Mount Pleasant -- A man who drove his SUV into two motorcycles that were stopped at a red light last week, killing both riders, will face no criminal charges and will be cited for a minor traffic offense.
Charles J. McDonald, 38, of Meggett, was driving the Ford Explorer that struck the motorcyclists shortly before 11:30 a.m. May 11 on U.S. Highway 17 at Anna Knapp Boulevard, according to police. Motorcyclists James Doucette, 80, of Port Charlotte, Fla., and James Hines, 50, of Yaphank, N.Y., died in the accident, and the driver of a car stopped in front of them, 73-year-old Mary Lucarelli of Mount Pleasant, was injured.
McDonald's vehicle struck the two motorcycles, then Lucarelli's truck, and her truck then struck the last vehicle in line at the traffic light, according to police statements and reports.
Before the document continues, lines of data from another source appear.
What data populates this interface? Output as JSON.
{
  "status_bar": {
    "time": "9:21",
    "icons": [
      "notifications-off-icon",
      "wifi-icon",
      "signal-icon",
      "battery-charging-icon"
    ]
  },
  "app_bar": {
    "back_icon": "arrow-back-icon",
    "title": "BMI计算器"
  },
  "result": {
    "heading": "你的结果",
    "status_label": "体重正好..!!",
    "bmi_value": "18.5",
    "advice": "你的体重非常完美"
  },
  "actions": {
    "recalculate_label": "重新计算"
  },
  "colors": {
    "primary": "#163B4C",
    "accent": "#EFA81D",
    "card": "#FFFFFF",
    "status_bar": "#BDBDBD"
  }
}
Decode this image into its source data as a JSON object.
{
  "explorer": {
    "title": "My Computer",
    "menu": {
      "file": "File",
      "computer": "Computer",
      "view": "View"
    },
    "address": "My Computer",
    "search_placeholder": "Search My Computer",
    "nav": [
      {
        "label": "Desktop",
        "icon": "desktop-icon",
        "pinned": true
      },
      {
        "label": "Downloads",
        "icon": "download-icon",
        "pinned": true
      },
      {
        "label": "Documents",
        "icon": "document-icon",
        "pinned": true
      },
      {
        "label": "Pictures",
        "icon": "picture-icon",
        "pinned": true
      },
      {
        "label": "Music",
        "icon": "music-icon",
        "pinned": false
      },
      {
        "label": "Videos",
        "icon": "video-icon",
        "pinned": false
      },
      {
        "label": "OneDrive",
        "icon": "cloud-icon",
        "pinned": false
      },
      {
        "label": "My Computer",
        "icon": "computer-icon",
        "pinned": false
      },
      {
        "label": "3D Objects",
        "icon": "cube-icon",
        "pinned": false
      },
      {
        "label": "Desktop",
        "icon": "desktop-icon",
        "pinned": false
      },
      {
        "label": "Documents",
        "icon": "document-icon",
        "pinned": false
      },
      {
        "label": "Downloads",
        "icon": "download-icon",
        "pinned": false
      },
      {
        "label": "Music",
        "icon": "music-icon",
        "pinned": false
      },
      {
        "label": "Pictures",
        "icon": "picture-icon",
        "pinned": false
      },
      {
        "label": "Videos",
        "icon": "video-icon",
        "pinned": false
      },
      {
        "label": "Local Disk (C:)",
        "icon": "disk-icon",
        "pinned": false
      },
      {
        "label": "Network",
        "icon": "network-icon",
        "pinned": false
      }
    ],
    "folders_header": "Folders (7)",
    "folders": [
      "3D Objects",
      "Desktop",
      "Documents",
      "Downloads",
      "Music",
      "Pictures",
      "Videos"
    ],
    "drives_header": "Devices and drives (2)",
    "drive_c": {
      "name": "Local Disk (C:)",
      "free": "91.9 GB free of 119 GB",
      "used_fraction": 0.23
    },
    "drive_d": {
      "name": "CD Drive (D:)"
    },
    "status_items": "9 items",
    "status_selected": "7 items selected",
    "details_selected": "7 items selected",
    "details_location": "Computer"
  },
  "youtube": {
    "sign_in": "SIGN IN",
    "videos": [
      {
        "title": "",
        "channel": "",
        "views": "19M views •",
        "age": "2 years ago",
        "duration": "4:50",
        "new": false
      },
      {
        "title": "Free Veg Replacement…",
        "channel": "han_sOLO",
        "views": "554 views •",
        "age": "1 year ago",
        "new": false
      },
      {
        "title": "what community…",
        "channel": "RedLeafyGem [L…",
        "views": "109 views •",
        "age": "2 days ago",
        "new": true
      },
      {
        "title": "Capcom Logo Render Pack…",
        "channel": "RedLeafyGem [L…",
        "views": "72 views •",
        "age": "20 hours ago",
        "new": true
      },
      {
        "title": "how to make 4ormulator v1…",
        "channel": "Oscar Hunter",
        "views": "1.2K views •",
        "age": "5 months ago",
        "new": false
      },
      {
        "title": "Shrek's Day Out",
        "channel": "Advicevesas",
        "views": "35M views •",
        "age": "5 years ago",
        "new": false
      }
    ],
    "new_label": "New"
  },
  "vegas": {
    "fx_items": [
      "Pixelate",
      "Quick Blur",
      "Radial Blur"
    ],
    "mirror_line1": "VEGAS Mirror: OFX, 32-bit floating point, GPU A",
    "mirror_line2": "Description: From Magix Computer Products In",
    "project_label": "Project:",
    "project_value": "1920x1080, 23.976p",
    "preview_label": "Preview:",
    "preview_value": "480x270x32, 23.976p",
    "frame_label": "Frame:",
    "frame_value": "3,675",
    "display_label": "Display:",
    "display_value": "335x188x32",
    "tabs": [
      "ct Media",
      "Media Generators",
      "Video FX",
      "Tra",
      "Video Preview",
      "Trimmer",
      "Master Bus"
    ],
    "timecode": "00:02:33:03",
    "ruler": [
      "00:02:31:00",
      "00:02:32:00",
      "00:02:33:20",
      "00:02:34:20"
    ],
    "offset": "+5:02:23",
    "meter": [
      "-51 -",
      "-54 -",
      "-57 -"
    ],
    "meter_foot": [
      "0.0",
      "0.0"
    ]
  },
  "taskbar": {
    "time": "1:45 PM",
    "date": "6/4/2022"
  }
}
A police report says McDonald was going the speed limit, 45 mph, when he struck the stopped vehicles, and lists "driving too fast for conditions" and "distraction/inattention" as contributing factors in the accident.
The Mount Pleasant Police Department said the decision to file no criminal charges related to the two deaths came after a review with 9th Circuit Solicitor Scarlett Wilson's office. Wilson said Tuesday that she consulted with police officials at their request, but that the decision on charges was theirs.
Capt. Stan Gragg said police had no reason to believe alcohol or drugs were involved in the incident, and did not have cause to test McDonald. He also said there was no indication a cell phone was being used at the time of the wreck, but Gragg said he had no information as to why McDonald did not notice the motorcycles and cars stopped at the red light.
"It's sad, but accidents happen every day," said Lionel Lofton, McDonald's attorney. "He's very, very sorry that this happened."
"It was a terrible accident, but it was an accident," he said.
McDonald's treatment by police is similar to a number of other recent accidents involving motorcycles. In incidents this year in North Charleston, Ladson and Myrtle Beach, drivers were charged with failing to yield the right of way after collisions with motorcycles, two of which involved the death of the motorcyclist.
Such cases are treated quite differently if the driver was under the influence of alcohol or drugs, even if the outcomes are similar.
In a 2008 wreck in Mount Pleasant, also involving two motorcycles and a sport-utility vehicle on U.S. 17, one man was killed and another injured after their bikes were struck from behind just after the red light they were stopped at had changed to green.
The driver of the SUV, Mallory Hood, now 22, was sentenced last month to 18 years in prison after pleading guilty to felony DUI involving a fatality.
The traffic charge McDonald will face, traveling too fast for conditions, carries a fine and points against a driver's license. Lofton said he expects McDonald will pay the fine rather than fight the ticket.
Lofton said he expects civil litigation against McDonald could follow.
Mount Pleasant police Capt. Carl Ritchie said previously that the motorcyclists struck by McDonald were in the Myrtle Beach area for Bike Week and had decided to come to Charleston for the day.